News Archive / Author: Laurel Kornfeld
Laurel Kornfeld is an amateur astronomer and freelance writer from Highland Park, NJ, who enjoys writing about astronomy and planetary science. She studied journalism at Douglass College, Rutgers University, and earned a Graduate Certificate of Science from Swinburne University’s Astronomy Online program. Her writings have been published online in The Atlantic, Astronomy magazine’s guest blog section, the UK Space Conference, the 2009 IAU General Assembly newspaper, The Space Reporter, and newsletters of various astronomy clubs.
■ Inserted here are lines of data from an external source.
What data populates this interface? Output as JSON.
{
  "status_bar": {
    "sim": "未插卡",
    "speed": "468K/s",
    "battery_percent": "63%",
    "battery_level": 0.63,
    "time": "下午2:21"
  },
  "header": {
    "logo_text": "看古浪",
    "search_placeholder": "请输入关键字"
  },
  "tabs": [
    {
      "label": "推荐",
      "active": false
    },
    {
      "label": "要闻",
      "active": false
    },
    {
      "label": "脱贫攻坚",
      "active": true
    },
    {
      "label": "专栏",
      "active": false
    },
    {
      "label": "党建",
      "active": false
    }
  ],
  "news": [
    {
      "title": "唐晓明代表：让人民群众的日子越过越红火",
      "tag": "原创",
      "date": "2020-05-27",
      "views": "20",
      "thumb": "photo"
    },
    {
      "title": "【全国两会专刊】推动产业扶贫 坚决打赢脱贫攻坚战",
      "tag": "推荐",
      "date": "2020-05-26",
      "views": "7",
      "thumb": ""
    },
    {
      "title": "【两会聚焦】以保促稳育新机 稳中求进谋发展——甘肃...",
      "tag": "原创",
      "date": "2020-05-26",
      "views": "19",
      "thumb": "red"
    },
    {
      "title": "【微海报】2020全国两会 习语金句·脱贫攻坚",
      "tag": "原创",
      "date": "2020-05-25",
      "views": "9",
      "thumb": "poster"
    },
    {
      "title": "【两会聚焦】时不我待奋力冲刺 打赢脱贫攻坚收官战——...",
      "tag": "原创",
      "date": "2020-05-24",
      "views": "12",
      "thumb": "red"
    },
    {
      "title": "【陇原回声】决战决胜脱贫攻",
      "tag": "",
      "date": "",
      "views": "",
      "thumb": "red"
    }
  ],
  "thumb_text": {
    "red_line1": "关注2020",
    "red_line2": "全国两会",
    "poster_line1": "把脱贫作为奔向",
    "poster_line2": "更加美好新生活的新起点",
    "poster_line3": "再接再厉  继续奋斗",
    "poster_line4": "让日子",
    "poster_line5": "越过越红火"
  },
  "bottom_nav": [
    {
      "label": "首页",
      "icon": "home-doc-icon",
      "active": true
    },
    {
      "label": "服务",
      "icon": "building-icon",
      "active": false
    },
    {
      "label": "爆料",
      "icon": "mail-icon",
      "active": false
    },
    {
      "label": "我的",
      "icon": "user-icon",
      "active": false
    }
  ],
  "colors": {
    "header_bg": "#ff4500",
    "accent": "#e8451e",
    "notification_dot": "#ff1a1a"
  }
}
She is a member of the Cranford, NJ-based Amateur Astronomers, Inc. Especially interested in the outer solar system, Laurel gave a brief presentation at the 2008 Great Planet Debate held at the Johns Hopkins University Applied Physics Lab in Laurel, MD.
Articles By Laurel Kornfeld
Scientists propose Ceres sample return missionSeptember 14th, 2022
Planetary scientists have recommended NASA send a sample return mission to Ceres, the only dwarf planet located in the asteroid belt between Mars and Jupiter.
Two super-Earth exoplanets to be among future Webb targetsJuly 13th, 2022
Scientists have identified two relatively close super-Earth exoplanets to be studied by the now operational James Webb Space Telescope.
Early solar system may have had a 5th giant planetJune 4th, 2022
Billions of years ago, when the Sun was still a proto-star that had not yet ignited, the young solar system may have contained a fifth giant planet in addition to Jupiter, Saturn, Uranus, and Neptune.
Pluto’s ice volcanoes may still be active todayMay 14th, 2022
A new study of Pluto's surface returned by the New Horizons spacecraft in 2015 has confirmed the presence of ice volcanoes on the dwarf planet's surface.
Ceres may have formed in the outer solar systemApril 3rd, 2022
Ceres is located in the asteroid belt, but its makeup and large water content suggest it formed in the outer solar system where other dwarf planets orbit.
First exoplanet targets recommended for Webb observationMarch 27th, 2022
Now that the James Webb Space Telescope's primary mirror has been aligned successfully, scientists are identifying the first exoplanets for observation.
Study of Pluto’s subsurface ocean drives potential return missionMarch 12th, 2022
A $3 billion return mission to Pluto with an orbiter is being proposed to further study the subsurface oceans of both Pluto and its large moon Charon.
Third planet found orbiting Proxima CentauriFebruary 22nd, 2022
Proxima Centauri, the star closest to our Sun, may host a third planet that has just 25% the mass of Earth, according to a new study published in the journal Astronomy and Astrophysics.
Liquid water may exist beneath Mars’ south polar ice capFebruary 14th, 2022
Bright reflections detected in 2018 by the Mars Express orbiter could indicate the presence of liquid water lakes beneath Mars south polar ice cap.
Study makes case for geophysical planet definitionJanuary 16th, 2022
In an in-depth study of planet classification from the time of Galileo to the present, a group of planetary scientists criticize the 2006 International Astronomical Union planet definition as being rooted in folklore and astrology and argue for a geophysical definition that includes spherical moons as secondary or satellite planets.
Sublimating nitrogen ice could be cause of polygons in Pluto’s Sputnik PlanitiaJanuary 12th, 2022
The unusual polygonal features seen in Sputnik Planitia, the left side of Pluto's iconic heart feature known as Tombaugh Regio, could be caused by the sublimation of nitrogen ice, a team of scientists propose in a study published in the journal Nature.
Images of Pluto’s dark side produced using reflected sunlight from CharonDecember 13th, 2021
A team of scientists produced images of Pluto's dark side using reflected sunlight from its large moon Charon in images taken by the New Horizons spacecraft to tease out features on that side in low resolution.
Interstellar probe could be successor to the Voyager missionsNovember 14th, 2021
With Voyagers 1 and 2 set to run out of power in approximately a decade, NASA is considering a follow up interstellar probe that could last 50 to 100 years.
Chandra Observatory may have discovered extra-galactic planetNovember 6th, 2021
Scientists using NASA's Chandra X-ray Observatory may have found evidence for the first-ever known extra-galactic planet, located 28 million light years away in the Whirlpool Galaxy, also known as Messier 51 (M51).
Pluto’s atmosphere may be starting to condenseOctober 12th, 2021
Beginning three years after New Horizons' historic flyby, Pluto's atmosphere appeared to be starting to condense and refreeze, according to scientists.